▶ EXERCISE BRIEF
Search the data below for the word "from" and copy each line that holds it.
※ ※ ※
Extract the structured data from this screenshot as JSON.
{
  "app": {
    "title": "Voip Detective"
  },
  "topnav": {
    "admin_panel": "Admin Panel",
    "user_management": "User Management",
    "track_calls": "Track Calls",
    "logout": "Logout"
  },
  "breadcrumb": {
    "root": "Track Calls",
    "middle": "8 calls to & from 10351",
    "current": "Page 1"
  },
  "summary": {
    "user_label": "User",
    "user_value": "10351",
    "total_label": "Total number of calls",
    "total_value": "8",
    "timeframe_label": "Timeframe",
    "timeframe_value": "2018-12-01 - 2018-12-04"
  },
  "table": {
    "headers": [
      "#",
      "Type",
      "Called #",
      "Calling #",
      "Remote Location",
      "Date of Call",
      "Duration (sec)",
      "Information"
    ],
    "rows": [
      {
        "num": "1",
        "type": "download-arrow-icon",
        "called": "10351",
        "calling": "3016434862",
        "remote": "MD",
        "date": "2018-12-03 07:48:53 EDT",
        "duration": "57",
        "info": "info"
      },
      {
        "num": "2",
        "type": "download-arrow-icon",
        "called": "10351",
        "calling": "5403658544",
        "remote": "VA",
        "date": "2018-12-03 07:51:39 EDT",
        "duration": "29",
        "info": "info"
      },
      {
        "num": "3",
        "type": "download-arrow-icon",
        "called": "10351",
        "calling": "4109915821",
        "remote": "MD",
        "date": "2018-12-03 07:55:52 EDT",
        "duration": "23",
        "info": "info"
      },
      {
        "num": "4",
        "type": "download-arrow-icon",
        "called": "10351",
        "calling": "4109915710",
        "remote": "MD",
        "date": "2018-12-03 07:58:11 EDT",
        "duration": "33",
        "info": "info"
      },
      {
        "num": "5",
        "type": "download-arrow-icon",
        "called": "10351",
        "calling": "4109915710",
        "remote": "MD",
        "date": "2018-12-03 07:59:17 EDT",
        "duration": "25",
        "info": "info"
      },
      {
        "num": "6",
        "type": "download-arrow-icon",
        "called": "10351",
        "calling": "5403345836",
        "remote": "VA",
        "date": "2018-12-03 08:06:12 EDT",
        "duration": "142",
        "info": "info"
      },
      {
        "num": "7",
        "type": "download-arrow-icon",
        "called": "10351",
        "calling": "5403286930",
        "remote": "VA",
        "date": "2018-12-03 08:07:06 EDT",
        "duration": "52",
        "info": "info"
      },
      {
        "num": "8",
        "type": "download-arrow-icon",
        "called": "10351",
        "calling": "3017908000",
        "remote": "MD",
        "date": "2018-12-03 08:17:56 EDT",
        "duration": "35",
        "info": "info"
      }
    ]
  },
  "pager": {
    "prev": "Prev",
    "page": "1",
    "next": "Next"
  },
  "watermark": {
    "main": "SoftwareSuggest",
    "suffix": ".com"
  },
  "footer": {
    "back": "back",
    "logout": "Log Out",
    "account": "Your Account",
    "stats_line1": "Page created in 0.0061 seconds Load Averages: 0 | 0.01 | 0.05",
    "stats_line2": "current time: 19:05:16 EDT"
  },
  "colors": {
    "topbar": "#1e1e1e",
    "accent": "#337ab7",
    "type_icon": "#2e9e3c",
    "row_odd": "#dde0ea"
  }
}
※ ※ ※
▶ RESULT FOR THIS EXERCISE
Extract the structured data from this screenshot as JSON.
    "middle": "8 calls to & from 10351",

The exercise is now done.